“I was in a coma for a while, which wasn’t very nice,” says Paul Wilkie. He reflects for a moment, then grins, enjoying the absurdity. “Not that I knew if it was nice or no, ’cause I was in a coma…”
That he can smile about it is perhaps surprising: Wilkie was in the coma because he suffered post-traumatic stress disorder – PTSD – after 22 years in the Royal Engineers. That he’s here at all, he says, is down to a bouncy, loyal, handsome Springer Spaniel called Irma.
She was the first Bravehound supplied by a small charity of that name based at Erskine, on the Clyde west of Renfrew. It provides dogs for people such as Wilkie who have suffered mental torment as a result of service in the armed forces.
Even Fiona MacDonald, the charity’s founder, admits she does not know quite how the dogs help, but Wilkie sums it up when he says: “I tried to commit suicide twice before: I won’t do that with Irma.”
MacDonald is an opera singer by profession, and established a charity called Glenart as a channel for arts projects to raise cash to help veterans. She noticed veterans she met seemed to fare better if they had dogs, if only because if gave them a reason to get up in the morning, and started Bravehound as an offshoot project.
The idea took off, and two years ago Bravehound became the focus of her work. It’s supplied dogs to a dozen men, with a dozen more under training. Other veterans have brought their own dogs for the training and support Bravehound can give.

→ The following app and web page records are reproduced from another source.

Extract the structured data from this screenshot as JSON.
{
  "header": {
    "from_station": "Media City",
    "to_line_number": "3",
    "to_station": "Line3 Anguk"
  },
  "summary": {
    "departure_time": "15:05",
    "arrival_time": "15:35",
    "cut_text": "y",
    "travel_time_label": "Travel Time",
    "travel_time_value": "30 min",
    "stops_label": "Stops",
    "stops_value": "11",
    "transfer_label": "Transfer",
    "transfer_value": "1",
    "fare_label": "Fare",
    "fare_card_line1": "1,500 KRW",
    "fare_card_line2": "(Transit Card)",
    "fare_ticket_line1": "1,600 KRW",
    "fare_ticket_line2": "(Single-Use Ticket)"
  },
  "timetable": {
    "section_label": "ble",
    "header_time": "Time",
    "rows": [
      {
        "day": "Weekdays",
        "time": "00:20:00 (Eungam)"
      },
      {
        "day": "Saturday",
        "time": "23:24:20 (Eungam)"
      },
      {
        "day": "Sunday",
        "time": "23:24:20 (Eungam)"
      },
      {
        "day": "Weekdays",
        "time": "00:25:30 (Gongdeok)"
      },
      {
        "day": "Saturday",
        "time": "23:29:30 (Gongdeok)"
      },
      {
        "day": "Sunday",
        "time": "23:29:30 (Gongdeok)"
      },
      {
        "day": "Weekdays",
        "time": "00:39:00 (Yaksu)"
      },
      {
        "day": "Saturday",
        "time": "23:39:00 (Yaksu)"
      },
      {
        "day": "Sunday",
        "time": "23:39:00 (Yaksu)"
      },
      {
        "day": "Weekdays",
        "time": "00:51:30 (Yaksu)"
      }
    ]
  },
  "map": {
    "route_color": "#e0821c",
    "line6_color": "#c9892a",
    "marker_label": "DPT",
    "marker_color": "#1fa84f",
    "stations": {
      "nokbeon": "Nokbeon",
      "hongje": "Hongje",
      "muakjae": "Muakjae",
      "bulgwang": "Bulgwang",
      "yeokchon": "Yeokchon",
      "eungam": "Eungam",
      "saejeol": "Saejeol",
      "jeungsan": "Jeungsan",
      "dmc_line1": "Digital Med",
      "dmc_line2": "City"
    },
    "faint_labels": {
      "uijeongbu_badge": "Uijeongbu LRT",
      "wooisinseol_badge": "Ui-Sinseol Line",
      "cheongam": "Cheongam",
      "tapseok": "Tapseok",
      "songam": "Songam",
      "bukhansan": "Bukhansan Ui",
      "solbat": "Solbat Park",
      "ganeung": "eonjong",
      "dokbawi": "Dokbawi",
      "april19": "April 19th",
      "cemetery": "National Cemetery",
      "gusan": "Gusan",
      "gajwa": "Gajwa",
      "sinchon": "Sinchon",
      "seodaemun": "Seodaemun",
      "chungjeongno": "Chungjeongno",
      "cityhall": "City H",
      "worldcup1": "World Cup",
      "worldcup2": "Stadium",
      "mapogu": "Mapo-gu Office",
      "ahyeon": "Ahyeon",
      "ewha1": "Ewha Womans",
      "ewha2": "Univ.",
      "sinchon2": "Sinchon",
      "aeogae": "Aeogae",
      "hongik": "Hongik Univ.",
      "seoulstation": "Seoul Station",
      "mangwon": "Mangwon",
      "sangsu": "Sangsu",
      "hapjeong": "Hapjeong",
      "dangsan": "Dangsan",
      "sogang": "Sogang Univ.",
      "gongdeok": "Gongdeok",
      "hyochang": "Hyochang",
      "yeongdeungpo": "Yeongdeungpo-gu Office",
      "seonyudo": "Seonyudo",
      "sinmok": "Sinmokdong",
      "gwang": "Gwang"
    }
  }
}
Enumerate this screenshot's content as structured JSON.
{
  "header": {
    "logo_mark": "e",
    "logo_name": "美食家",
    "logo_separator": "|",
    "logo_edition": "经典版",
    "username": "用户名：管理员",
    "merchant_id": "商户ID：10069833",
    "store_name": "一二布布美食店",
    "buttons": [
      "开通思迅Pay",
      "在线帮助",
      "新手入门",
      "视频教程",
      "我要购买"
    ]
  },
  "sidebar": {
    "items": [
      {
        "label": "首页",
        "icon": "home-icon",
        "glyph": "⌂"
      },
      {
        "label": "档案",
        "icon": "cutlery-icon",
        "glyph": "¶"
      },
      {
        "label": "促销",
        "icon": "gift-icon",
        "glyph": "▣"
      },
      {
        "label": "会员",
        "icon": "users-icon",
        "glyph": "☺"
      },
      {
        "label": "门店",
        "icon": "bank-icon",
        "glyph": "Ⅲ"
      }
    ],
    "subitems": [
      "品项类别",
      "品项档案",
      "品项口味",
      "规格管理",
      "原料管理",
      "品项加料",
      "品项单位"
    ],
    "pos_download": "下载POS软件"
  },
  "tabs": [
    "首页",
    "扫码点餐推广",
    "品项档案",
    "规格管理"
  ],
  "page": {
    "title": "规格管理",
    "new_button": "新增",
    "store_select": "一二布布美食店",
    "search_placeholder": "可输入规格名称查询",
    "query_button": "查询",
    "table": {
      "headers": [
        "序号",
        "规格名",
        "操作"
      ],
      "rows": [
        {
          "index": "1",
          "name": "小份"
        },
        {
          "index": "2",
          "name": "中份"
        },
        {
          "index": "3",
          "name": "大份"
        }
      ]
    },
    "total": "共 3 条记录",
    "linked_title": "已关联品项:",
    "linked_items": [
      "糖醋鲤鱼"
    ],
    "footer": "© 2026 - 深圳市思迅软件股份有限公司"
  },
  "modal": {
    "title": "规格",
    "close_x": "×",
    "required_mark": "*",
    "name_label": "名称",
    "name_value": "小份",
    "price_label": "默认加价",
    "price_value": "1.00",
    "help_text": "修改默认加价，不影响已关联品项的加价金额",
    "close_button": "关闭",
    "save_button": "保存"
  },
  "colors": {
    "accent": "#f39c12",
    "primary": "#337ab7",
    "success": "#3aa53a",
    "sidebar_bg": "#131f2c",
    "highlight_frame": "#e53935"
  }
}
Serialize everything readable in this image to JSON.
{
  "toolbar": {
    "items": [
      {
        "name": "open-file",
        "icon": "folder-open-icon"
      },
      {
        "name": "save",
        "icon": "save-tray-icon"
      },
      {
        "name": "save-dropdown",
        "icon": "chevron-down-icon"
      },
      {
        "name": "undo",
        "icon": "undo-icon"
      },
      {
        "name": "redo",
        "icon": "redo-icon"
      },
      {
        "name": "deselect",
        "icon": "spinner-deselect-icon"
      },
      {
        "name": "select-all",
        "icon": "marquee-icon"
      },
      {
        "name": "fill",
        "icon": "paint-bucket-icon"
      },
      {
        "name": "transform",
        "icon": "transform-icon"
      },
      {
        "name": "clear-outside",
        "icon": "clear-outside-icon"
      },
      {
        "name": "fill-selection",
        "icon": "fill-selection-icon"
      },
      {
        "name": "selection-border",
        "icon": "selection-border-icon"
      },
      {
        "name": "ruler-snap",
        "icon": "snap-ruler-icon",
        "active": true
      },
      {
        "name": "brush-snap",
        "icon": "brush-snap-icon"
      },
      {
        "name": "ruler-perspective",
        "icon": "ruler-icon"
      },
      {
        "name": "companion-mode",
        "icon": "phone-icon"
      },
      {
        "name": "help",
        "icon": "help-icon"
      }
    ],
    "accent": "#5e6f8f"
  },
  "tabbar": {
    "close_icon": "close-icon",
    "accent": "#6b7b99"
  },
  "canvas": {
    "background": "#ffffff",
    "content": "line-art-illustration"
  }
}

On a walk in the woods near the former garden centre where the charity is based, Irma chases balls and splashes in puddles while Wilkie explains his problems. They stem from stresses suffered in amphibious combat and bomb disposal in conflicts all over the world.
PTSD ruined his marriage, and after a spell living rough in the countryside in 2014 he accepted help from forces charity SSAFA and was found a cottage in Guildtown near Perth. He got Irma from the fledgling charity but was then diagnosed with bowel conditions Crohn’s Disease and ulcerative colitis.
“This was in 2016, and I asked doctors why I had got it. They said it’s because you have PTSD. It’s down to stress.”
He needed surgery, had his large bowel removed and then suffered sepsis, which led to the coma. Time spent on a respirator damaged his lungs, and the sepsis scarred his body and wasted his muscles. “When I came out the coma I had major issues getting my fitness back and they said it would take over two years because the sepsis has wrecked my body,” he says. That process is only part-way through, and Wilkie still has PTSD and has suffered anxiety attacks, nightmares, flashbacks and severe depression.
But defiance, a sense of irony and strength of spirit are there when he describes his life: “I live alone with Irma, and my pet duck called North, who thinks Irma is its mother. Who’d have ever thought I’d have a pet duck? I get a lot of support but the best support isn’t a psychologist or a psychiatrist, it’s Irma.”
“She’s trained to help with my PTSD, she’s a companion, she reads me like a book, she knows when I am sad, she knows when I need her support, she’s an amazing dog. Bravehound and Irma have changed my life.”
Read full article (08.09.2018) The Herald →